= Supplied material =
──────────
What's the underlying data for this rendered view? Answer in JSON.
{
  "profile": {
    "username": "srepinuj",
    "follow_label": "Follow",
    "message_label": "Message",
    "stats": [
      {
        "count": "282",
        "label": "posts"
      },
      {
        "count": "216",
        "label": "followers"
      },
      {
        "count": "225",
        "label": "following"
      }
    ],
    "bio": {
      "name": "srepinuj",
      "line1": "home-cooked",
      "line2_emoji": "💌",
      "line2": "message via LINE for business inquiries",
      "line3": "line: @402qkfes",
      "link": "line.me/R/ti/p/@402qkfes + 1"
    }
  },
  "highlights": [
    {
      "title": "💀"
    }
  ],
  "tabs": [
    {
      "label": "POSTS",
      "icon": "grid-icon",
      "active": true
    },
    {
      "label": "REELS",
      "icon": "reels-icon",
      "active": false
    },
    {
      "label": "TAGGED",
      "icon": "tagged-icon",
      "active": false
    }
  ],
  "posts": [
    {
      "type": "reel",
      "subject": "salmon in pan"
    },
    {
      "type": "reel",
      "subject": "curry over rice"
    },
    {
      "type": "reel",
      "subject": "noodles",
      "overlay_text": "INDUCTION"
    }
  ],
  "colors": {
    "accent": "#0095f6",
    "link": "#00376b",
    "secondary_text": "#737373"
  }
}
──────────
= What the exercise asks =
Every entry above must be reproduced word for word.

= Solved problem =
What's the underlying data for this rendered view? Answer in JSON.
{
  "profile": {
    "username": "srepinuj",
    "follow_label": "Follow",
    "message_label": "Message",
    "stats": [
      {
        "count": "282",
        "label": "posts"
      },
      {
        "count": "216",
        "label": "followers"
      },
      {
        "count": "225",
        "label": "following"
      }
    ],
    "bio": {
      "name": "srepinuj",
      "line1": "home-cooked",
      "line2_emoji": "💌",
      "line2": "message via LINE for business inquiries",
      "line3": "line: @402qkfes",
      "link": "line.me/R/ti/p/@402qkfes + 1"
    }
  },
  "highlights": [
    {
      "title": "💀"
    }
  ],
  "tabs": [
    {
      "label": "POSTS",
      "icon": "grid-icon",
      "active": true
    },
    {
      "label": "REELS",
      "icon": "reels-icon",
      "active": false
    },
    {
      "label": "TAGGED",
      "icon": "tagged-icon",
      "active": false
    }
  ],
  "posts": [
    {
      "type": "reel",
      "subject": "salmon in pan"
    },
    {
      "type": "reel",
      "subject": "curry over rice"
    },
    {
      "type": "reel",
      "subject": "noodles",
      "overlay_text": "INDUCTION"
    }
  ],
  "colors": {
    "accent": "#0095f6",
    "link": "#00376b",
    "secondary_text": "#737373"
  }
}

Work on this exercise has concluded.